Louvre seeks $1 million to buy medieval statuettes
The Louvre museum in Paris will launch an appeal for a million dollars to help it pay for two medieval ivory statuettes that resurfaced recently.
The Louvre museum in Paris will launch an appeal for a million dollars to help it pay for two medieval ivory statuettes that resurfaced recently, its director said Monday.
The museum has until January 31 to find 800,000 euros ($1.0 million) to buy the statuettes, director Henri Loyrette told AFP.
The total price asked by the private owner is 2.6 million euros, of which the Friends of the Louvre Society has raised half, while the art insurer Axa Art is chipping in 500,000 euros.
The statuettes of Saint John and the “Allegory of the Synagogue” would complete a collection titled “Descent from the Cross”, Loyrette said, adding: “The ensemble is a great masterpiece of French Gothic art.”
The Louvre has a first option to acquire the statuettes, which are classified as national treasures.
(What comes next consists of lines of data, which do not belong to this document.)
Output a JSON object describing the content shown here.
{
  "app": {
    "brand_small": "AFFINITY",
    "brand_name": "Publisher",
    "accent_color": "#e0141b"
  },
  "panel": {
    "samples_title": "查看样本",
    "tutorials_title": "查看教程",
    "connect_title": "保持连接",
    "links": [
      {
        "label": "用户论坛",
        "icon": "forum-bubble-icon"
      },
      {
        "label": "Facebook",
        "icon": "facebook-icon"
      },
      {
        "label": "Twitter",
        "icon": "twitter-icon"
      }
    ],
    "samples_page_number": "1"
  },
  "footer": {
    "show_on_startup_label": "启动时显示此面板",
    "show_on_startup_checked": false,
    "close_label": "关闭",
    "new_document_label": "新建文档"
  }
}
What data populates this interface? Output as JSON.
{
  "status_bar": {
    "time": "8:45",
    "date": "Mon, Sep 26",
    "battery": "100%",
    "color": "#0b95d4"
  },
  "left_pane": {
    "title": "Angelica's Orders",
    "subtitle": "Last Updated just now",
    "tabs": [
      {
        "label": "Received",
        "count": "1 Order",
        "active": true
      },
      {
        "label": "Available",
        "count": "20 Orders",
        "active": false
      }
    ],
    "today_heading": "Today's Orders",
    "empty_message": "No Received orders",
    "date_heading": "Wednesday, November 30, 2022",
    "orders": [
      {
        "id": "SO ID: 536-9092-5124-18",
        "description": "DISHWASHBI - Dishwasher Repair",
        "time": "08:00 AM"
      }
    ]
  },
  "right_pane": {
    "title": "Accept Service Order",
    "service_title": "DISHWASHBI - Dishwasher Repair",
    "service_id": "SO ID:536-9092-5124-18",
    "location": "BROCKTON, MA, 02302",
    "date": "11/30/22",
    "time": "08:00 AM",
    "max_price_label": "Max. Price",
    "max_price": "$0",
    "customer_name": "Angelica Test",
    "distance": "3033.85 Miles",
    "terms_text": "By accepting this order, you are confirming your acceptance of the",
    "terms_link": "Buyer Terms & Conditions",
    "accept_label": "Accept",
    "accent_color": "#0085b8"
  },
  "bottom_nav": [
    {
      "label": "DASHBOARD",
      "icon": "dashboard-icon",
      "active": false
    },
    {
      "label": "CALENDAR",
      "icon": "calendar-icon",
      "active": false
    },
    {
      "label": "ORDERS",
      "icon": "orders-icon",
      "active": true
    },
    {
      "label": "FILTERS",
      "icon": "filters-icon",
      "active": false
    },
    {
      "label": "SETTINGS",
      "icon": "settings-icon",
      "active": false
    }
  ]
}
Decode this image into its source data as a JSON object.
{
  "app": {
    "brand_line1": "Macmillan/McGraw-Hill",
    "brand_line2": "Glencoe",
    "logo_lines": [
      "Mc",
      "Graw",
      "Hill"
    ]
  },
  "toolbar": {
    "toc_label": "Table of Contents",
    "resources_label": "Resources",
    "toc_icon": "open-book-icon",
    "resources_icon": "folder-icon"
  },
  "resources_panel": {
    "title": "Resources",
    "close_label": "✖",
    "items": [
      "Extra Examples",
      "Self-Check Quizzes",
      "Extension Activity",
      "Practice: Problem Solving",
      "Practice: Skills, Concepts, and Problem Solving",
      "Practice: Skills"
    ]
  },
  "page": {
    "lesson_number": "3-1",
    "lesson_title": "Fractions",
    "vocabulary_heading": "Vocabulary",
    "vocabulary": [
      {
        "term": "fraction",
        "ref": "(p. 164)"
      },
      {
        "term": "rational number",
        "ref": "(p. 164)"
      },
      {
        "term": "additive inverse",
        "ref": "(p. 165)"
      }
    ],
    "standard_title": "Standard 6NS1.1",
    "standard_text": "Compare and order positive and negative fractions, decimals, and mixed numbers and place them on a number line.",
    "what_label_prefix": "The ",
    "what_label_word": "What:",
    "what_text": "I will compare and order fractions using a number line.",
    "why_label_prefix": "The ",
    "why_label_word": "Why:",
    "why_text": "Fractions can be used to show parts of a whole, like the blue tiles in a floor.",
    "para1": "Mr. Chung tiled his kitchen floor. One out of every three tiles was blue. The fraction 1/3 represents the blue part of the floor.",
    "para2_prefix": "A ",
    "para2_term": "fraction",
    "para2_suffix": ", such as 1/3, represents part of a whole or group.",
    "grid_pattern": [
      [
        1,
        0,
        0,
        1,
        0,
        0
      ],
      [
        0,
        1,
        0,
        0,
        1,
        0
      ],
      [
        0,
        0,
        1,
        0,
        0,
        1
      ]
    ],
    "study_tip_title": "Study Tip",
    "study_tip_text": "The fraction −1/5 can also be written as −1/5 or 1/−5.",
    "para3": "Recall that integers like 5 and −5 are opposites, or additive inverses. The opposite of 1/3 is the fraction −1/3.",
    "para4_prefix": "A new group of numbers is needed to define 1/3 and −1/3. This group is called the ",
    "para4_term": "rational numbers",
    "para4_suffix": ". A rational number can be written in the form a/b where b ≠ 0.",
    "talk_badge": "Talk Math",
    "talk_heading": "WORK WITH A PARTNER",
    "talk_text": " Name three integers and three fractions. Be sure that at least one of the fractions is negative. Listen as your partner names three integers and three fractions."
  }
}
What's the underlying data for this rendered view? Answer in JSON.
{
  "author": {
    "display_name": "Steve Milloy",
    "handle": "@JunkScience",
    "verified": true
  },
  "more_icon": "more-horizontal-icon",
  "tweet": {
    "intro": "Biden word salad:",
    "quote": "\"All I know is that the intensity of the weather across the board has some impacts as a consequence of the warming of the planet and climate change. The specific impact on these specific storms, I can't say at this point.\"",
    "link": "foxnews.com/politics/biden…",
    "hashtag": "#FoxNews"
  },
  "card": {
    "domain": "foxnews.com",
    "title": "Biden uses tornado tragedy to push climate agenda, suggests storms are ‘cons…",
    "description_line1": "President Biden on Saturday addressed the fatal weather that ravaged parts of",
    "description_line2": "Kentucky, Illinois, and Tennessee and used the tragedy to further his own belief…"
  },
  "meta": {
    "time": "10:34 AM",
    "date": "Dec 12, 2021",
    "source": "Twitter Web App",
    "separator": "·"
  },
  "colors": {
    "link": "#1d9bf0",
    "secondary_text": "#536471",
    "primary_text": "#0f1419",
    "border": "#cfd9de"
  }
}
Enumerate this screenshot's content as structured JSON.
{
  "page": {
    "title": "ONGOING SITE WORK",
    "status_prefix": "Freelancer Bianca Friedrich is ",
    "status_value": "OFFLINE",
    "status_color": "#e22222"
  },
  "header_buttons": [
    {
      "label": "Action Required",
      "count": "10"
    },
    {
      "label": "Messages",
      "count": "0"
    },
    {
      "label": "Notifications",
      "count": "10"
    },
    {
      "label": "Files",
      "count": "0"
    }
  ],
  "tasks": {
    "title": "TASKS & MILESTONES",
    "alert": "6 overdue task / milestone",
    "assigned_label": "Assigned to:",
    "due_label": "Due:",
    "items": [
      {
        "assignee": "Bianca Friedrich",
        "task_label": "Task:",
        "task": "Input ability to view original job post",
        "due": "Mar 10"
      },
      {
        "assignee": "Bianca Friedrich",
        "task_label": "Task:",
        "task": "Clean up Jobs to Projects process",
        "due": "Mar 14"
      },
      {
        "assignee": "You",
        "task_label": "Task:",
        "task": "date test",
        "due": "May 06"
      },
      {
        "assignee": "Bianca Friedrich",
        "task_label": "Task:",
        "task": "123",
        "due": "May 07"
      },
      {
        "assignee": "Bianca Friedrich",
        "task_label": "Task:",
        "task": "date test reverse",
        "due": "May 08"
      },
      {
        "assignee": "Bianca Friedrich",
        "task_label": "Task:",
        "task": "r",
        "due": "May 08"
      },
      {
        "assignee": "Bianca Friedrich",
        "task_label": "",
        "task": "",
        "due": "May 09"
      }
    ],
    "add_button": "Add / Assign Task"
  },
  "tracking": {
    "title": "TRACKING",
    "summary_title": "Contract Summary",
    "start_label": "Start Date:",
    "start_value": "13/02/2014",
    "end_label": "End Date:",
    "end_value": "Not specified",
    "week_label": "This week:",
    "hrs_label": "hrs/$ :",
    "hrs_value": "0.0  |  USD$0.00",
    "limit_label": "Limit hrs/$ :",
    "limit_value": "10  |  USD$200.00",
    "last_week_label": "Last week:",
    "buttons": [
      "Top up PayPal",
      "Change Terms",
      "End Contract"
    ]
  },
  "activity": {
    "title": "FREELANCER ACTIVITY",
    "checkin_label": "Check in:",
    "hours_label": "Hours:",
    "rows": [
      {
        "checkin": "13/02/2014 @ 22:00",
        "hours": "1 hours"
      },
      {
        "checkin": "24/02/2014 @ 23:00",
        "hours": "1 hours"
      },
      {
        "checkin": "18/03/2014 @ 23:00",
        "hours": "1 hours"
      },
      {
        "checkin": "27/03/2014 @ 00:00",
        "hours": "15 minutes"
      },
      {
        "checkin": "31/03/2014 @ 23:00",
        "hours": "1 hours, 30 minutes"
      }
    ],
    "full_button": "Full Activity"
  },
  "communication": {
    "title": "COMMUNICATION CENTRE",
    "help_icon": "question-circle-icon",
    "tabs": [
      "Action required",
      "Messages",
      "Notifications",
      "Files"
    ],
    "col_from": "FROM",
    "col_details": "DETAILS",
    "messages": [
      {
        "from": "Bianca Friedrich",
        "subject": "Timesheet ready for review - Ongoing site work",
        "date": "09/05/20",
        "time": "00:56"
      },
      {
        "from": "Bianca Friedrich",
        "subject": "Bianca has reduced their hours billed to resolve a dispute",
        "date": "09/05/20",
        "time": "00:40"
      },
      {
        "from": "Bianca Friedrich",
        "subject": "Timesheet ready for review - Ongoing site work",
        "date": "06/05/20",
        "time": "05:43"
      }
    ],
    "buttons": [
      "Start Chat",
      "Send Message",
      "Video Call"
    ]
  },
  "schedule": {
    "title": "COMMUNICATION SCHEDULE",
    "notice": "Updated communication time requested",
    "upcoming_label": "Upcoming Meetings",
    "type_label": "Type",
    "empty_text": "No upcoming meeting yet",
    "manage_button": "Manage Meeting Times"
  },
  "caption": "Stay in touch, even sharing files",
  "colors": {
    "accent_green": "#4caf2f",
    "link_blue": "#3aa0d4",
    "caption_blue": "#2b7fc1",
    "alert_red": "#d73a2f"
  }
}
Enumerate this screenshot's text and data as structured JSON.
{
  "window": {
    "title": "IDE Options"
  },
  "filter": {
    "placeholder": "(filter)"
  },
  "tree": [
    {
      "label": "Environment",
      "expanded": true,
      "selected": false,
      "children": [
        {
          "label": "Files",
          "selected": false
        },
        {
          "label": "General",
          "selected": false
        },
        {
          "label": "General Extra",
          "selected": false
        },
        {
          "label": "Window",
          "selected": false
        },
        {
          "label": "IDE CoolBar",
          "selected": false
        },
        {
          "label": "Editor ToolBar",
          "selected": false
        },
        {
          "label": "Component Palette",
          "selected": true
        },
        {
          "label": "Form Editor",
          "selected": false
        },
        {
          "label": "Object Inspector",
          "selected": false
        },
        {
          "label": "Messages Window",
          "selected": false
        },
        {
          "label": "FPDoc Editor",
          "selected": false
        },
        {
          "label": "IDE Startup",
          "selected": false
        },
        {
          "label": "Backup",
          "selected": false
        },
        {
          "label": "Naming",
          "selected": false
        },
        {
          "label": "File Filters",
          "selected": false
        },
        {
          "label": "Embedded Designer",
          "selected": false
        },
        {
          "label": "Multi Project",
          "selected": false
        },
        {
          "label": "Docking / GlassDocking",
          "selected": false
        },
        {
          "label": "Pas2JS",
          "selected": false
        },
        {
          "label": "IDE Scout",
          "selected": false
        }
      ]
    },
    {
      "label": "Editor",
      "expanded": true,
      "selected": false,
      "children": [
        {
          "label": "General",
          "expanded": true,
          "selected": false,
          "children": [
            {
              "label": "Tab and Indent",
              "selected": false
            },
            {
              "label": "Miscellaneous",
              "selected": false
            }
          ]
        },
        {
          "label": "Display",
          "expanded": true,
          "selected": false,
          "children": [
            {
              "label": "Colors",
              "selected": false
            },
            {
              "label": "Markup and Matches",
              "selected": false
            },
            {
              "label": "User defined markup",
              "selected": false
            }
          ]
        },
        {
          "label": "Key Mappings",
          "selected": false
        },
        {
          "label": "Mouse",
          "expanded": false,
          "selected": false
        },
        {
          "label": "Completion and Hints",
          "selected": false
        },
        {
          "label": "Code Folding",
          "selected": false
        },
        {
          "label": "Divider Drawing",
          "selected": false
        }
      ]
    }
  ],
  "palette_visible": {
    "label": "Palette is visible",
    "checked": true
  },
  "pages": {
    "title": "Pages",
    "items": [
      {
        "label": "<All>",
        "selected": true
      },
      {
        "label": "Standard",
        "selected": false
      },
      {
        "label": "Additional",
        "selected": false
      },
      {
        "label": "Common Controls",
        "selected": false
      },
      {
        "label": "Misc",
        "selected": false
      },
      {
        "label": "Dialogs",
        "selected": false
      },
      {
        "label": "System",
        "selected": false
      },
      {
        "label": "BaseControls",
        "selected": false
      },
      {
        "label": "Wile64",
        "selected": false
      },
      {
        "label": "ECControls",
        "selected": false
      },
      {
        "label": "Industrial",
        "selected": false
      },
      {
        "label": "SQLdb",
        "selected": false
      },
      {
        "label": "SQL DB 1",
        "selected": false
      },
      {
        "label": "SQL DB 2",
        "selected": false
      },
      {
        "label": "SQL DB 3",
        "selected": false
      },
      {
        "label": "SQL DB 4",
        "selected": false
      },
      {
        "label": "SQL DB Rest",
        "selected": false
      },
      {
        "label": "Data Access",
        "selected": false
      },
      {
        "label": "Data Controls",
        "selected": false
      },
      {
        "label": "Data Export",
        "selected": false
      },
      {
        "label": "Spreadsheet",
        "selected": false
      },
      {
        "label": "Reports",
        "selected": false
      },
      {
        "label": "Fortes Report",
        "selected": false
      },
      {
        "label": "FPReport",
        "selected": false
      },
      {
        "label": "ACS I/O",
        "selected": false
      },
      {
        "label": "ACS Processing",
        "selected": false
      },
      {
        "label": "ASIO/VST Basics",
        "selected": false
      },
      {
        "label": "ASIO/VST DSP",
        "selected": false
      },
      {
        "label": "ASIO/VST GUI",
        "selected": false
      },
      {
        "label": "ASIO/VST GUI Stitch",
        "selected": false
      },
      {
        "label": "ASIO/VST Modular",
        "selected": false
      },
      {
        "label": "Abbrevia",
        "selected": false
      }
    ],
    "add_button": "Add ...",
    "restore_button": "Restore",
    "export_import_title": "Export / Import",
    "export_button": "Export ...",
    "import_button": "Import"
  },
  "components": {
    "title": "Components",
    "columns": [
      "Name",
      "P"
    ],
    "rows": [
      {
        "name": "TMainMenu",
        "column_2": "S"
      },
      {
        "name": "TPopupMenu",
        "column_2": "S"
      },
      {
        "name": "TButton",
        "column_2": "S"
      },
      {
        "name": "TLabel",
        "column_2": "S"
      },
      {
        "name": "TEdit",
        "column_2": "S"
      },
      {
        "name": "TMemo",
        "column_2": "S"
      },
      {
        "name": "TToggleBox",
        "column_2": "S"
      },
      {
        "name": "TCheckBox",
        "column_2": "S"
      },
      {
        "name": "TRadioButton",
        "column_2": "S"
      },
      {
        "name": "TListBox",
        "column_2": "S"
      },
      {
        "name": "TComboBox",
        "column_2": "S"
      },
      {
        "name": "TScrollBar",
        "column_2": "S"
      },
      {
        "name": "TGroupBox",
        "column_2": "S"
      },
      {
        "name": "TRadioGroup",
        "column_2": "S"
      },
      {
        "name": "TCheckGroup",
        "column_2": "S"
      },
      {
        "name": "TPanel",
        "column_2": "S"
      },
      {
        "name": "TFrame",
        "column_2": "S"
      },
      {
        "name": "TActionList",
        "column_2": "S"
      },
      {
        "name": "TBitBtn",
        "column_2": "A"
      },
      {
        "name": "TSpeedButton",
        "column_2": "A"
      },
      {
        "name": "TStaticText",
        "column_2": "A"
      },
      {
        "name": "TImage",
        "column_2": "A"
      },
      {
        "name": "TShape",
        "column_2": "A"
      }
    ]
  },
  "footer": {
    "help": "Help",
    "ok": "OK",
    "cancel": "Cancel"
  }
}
They are some 20 centimetres (eight inches) tall.
Loyrette said the museum had all but given up on finding the two statuettes it needed to complete the “Descent from the Cross” collection.
“We were losing hope of finding them. Then one day, a private collector took them out of a bag in my office. He’d come to offer them for sale. It was a revelation,” he said.
The statuettes had been in the private collection of an engineer, whose grandson is offering them for sale.